These features are of note because they add a new set of functions to Apple’s hardware stable, and they directly compete with offerings from long-time hardware partners who already make fitness tracking wearables like Jawbone, Fitbit and Garmin.
The Apple Watch has some standard features familiar to the fitness crowd. Its built-in Activity app has three modes, all of which display goals in a ring-shaped interface. In the “Move” display, it shows you how much you’ve been in motion during the day, gives you a running countdown to your 30-minute goal, and shows how many calories you’ve burned. The “Stand” display reminds you to stop sitting for at least a minute every 12 hours (see the photo above), and the “Exercise” ring will gauge harder-core activities like running.
There’s also a separate Workout app that can break your activities into more-specific groups, such as Running, Cycling, or Cross Training. All your stats and workout history are stored in a Fitness app, which gives you a dashboard of your workout sessions. You can share your workout stats with third-party apps via the watch’s Health app, too.
Even though all of that is standard-issue stuff for a fitness tracker, Apple’s HealthKit initiative is likely to play a major part in making all that workout data usable by other apps on your iPhone, iPad, or Apple Watch.
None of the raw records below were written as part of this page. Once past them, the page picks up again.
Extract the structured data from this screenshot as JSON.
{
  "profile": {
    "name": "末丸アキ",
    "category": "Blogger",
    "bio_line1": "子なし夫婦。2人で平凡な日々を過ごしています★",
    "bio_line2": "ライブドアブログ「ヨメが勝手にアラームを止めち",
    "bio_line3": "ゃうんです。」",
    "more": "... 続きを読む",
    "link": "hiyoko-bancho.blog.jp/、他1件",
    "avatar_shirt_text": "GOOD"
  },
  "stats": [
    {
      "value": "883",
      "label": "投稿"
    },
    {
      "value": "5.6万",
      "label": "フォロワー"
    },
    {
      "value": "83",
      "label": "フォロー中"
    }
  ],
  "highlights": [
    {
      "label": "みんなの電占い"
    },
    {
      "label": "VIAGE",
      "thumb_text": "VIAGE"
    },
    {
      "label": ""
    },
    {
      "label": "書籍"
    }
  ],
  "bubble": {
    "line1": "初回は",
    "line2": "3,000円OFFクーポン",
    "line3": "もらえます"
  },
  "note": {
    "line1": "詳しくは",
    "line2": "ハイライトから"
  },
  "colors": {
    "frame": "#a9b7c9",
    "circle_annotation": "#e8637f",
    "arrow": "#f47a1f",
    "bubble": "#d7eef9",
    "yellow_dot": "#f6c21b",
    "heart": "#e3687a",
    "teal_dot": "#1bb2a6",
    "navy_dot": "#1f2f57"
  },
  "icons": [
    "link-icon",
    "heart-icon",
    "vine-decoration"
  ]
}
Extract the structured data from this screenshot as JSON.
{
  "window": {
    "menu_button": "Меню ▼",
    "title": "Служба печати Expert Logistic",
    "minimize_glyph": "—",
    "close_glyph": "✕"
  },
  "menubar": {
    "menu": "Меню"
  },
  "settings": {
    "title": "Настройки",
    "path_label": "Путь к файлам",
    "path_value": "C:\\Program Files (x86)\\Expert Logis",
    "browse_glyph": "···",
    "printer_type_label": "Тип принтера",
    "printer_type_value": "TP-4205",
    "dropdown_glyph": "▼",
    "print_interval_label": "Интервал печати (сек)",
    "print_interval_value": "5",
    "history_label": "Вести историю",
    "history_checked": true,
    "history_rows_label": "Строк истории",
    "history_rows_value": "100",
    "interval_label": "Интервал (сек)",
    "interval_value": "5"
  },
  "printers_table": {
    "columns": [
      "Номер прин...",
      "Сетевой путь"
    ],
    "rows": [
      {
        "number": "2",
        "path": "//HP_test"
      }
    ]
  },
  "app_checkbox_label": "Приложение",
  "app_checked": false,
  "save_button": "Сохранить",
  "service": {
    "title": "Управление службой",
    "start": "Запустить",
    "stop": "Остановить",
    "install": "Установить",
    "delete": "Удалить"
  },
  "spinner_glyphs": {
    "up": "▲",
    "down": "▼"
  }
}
The software package for developers will likely speed the growth of the ecosystem of apps built for the watch—though Apple has been largely silent on details about how or when those third-party apps will make their way onto its Watch.